Photo: James Berry
Since their inception in 2004, Band of Horses must have been going through one of the longest transitional periods in music history. Shedding all but founder member Ben Bridwell after first album ‘Everything All The Time’, musicians drifted in and out of the band for the next few years, and the line-up of five that appears at Brixton Academy tonight was only settled shortly before recording third and most recent record, ‘Infinite Arms’. The changes in direction and sound that such upheaval inevitably bring are all too apparent here this evening.
At one time, Bridwell swung between modelling himself on Dave Grohl, complete with rasping voice and crunchy riffing, and writing the sort of soft rock that American audiences like to hear during the closing credits of the latest Hollywood weepie.

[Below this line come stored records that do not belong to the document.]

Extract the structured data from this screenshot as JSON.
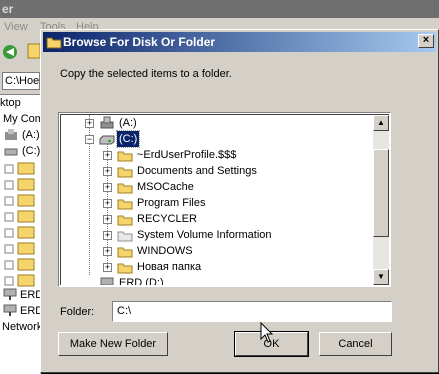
{
  "background": {
    "title_fragment": "er",
    "menu": [
      "View",
      "Tools",
      "Help"
    ],
    "address_fragment": "C:\\Hoe",
    "tree": [
      "ktop",
      "My Com",
      "(A:)",
      "(C:)",
      "ERD",
      "ERD",
      "Network"
    ]
  },
  "dialog": {
    "title": "Browse For Disk Or Folder",
    "instruction": "Copy the selected items to a folder.",
    "tree": [
      {
        "label": "(A:)",
        "icon": "floppy-drive-icon",
        "level": 1
      },
      {
        "label": "(C:)",
        "icon": "hard-drive-icon",
        "level": 1,
        "selected": true
      },
      {
        "label": "~ErdUserProfile.$$$",
        "icon": "folder-icon",
        "level": 2
      },
      {
        "label": "Documents and Settings",
        "icon": "folder-icon",
        "level": 2
      },
      {
        "label": "MSOCache",
        "icon": "folder-icon",
        "level": 2
      },
      {
        "label": "Program Files",
        "icon": "folder-icon",
        "level": 2
      },
      {
        "label": "RECYCLER",
        "icon": "folder-icon",
        "level": 2
      },
      {
        "label": "System Volume Information",
        "icon": "folder-icon",
        "level": 2
      },
      {
        "label": "WINDOWS",
        "icon": "folder-icon",
        "level": 2
      },
      {
        "label": "Новая папка",
        "icon": "folder-icon",
        "level": 2
      },
      {
        "label": "ERD (D:)",
        "icon": "network-drive-icon",
        "level": 1,
        "partial": true
      }
    ],
    "folder_label": "Folder:",
    "folder_value": "C:\\",
    "buttons": {
      "make_new_folder": "Make New Folder",
      "ok": "OK",
      "cancel": "Cancel"
    },
    "close_glyph": "×"
  },
  "colors": {
    "title_gradient_start": "#0a246a",
    "title_gradient_end": "#a6caf0",
    "selection": "#0a246a",
    "folder": "#f5d46b"
  }
}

It is the current staff, perhaps most notably Ryan Monroe, who shares vocal and songwriting duties with Bridwell, who have finally persuaded him into a subtler, more considered direction.
Tonight’s opener is a gig-goers dream. Bridwell and finger-picking guitarist Tyler Ramsey take to the stage alone and perform ‘Evening Kitchen’ off the latest album, Ramsey gently plucking an acoustic guitar and the pair of them singing sweet harmony into the same microphone. The audience is bowled over before the night is five minutes old.
From there though, the contrasts are marked. There is clearly a huge following for the earlier, soft rock type material – Brixton Academy is packed to the back doors tonight, with swathes of American female twentysomethings holding their arms aloft for most of the gig – but it feels almost as if the audience is divided in two, with one section of the crowd getting pumped up for the harmony-heavy, country rock sound of the ‘Infinite Arms’ tracks and standing through the rest, with the other section doing the exact opposite.
Still, no one is left with much to complain about. The chugging riffs of ‘NW Apt’ sound more powerful than ever, and there are heavy punches in ‘Factory’ that the recorded version keeps concealed. ‘The Great Salt Lake’ from the first album, meanwhile, and especially ‘Cigarettes, Wedding Bands’ from ‘Cease To Begin’, show newcomers that the back catalogue isn’t to be avoided altogether, while the likes of ‘No One’s Gonna Love You’, ‘The Funeral’ and ‘Is There A Ghost?’ keep the lighter-waving contingent more than happy.
The Monroe-penned ‘Older’ perhaps provides the crossover for the more longstanding fans, containing as it does a country riff and some understated harmonies, but tonight includes an audience sing along a capella at the end.
There is also time to get Neil Halstead of excellent support band Mojave 3 out to do a number, and to unveil a new track, which on first listen appears to sound unlike any of their previous material.
Whether Band of Horses’ paradigm shift will prove as divisive as, say, the likes of Kings of Leon, is yet to be seen. Unlike the Followills, however, most music devotees would argue that at least they are shifting in the right direction.